Tuesday, January 14th 2020, 3:20 pm - Several vulnerable marine species could disappear because they can’t survive in low-oxygen environments, but stuidies suggests there are ways to counteract some of the impacts of climate change.
In February 2017 German researchers detected a major change to our oceans -- marking the first in-depth look at how much oxygen is left in the world's water, using 50 years of data.
Except a few regions, oxygen -- an element that's essential to life on land and most marine organisms -- has decreased throughout the entire ocean, with the greatest loss in the North Pacific.
Warming water is part of the problem because it weakens circulation, meaning less oxygen is transported to the deep ocean.
As these levels decline, several vulnerable marine species could disappear because they can’t survive in low-oxygen environments.
But there is hope.
A 2019 study from Cardiff University suggests improved wastewater treatment and stricter regulations can counteract some of the impacts of climate change.
The team examined thousands of locations in England and Wales over twenty years. During that time, average water temperatures increased by 0.6 degrees Celsius, but improvements in water quality offset the heating by 0.8 degrees.
"Globally, freshwaters are amongst our most threatened habitats, showing some of the largest species declines and fastest rates of extinction," lead author Dr. Ian Vaughan from Cardiff University's Water Research Institute said in a statement.
"Many freshwater species are very sensitive to temperature, with as little as a 0.5°C increase having large effects. Despite rising temperatures, many rivers in England and Wales have continued to recover from historical pollution problems over recent decades, suggesting that ongoing water quality improvements offset temperature rises."
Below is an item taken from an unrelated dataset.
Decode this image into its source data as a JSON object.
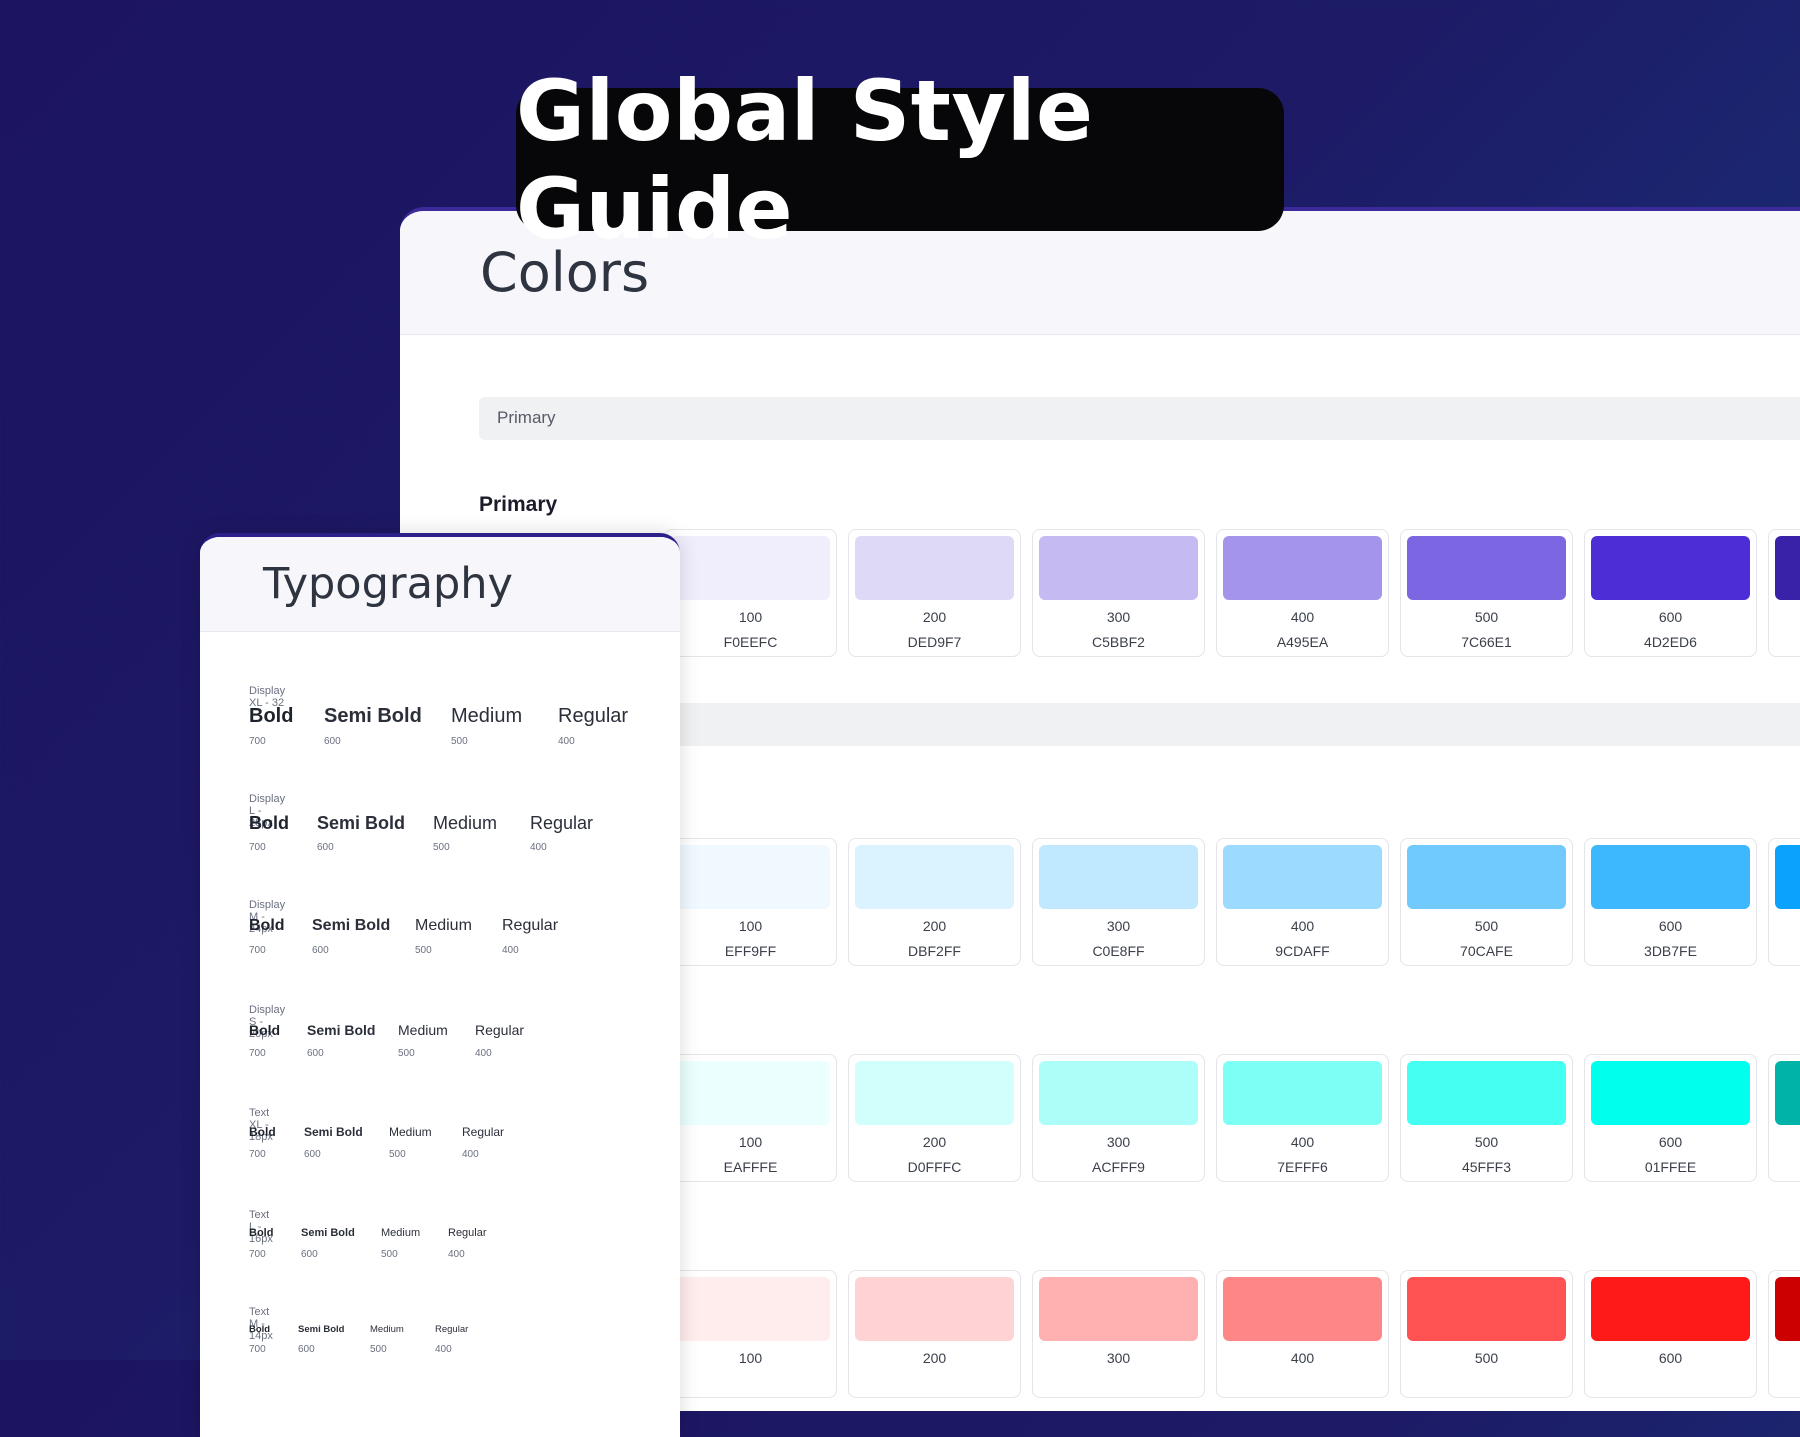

While pollution control is not a "cure" for the impacts of climate change on waterways, Dr. Vaughan says the findings suggest water mitigation efforts could serve as a "tool" in reducing negative, climate-change related impacts to local ecosystems.